== Segment start ==
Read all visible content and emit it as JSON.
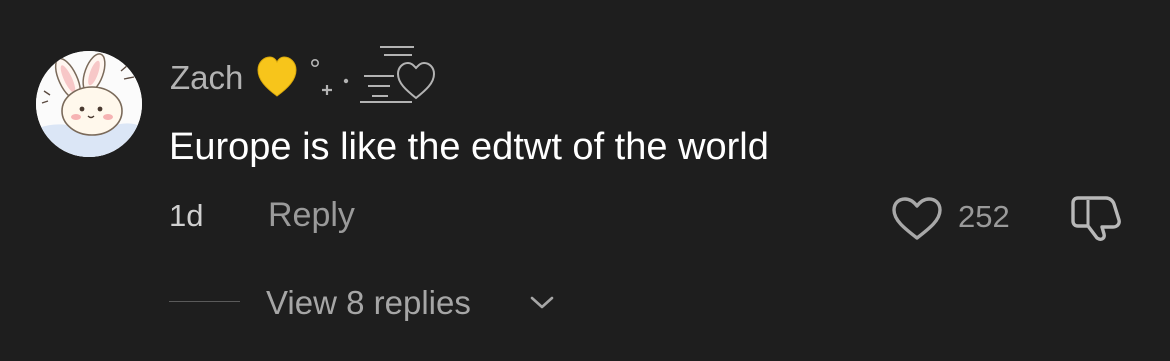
{
  "comment": {
    "username": "Zach",
    "username_decoration": "💛°₊·",
    "text": "Europe is like the edtwt of the world",
    "time_ago": "1d",
    "reply_label": "Reply",
    "like_count": "252",
    "view_replies_label": "View 8 replies"
  },
  "icons": {
    "avatar": "avatar-bunny",
    "like": "heart-outline-icon",
    "dislike": "thumbs-down-icon",
    "expand": "chevron-down-icon"
  },
  "colors": {
    "background": "#1e1e1e",
    "text_primary": "#ffffff",
    "text_secondary": "#9a9a9a",
    "heart_emoji": "#f5c518"
  }
}
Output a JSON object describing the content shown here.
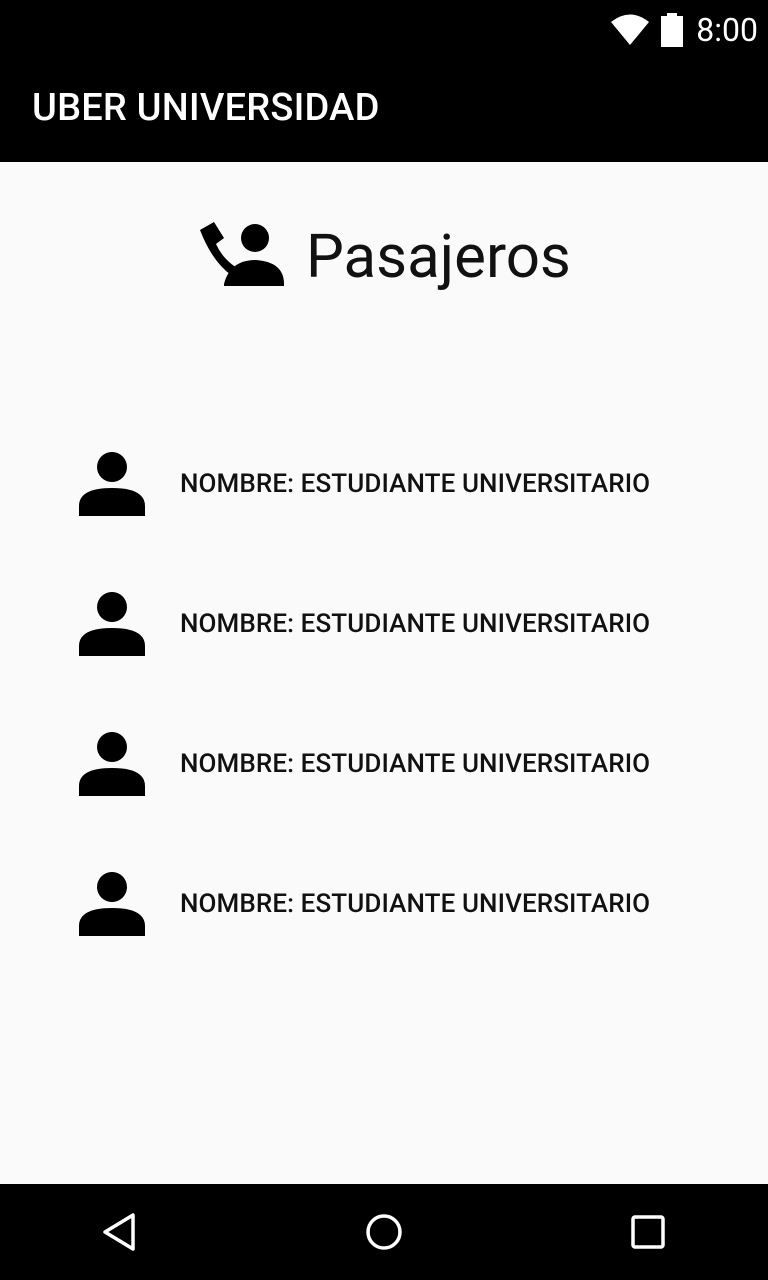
{
  "status_bar": {
    "time": "8:00",
    "icons": [
      "wifi-icon",
      "battery-icon"
    ]
  },
  "app_bar": {
    "title": "UBER UNIVERSIDAD"
  },
  "header": {
    "icon": "passenger-icon",
    "title": "Pasajeros"
  },
  "passengers": [
    {
      "icon": "person-icon",
      "label": "NOMBRE: ESTUDIANTE UNIVERSITARIO"
    },
    {
      "icon": "person-icon",
      "label": "NOMBRE: ESTUDIANTE UNIVERSITARIO"
    },
    {
      "icon": "person-icon",
      "label": "NOMBRE: ESTUDIANTE UNIVERSITARIO"
    },
    {
      "icon": "person-icon",
      "label": "NOMBRE: ESTUDIANTE UNIVERSITARIO"
    }
  ],
  "nav_bar": {
    "buttons": [
      "back-icon",
      "home-icon",
      "recents-icon"
    ]
  },
  "colors": {
    "bar_background": "#000000",
    "content_background": "#fafafa",
    "text": "#111111",
    "icon": "#000000"
  }
}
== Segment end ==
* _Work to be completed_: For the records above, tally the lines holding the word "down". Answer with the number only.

* _Answer to the problem_: 2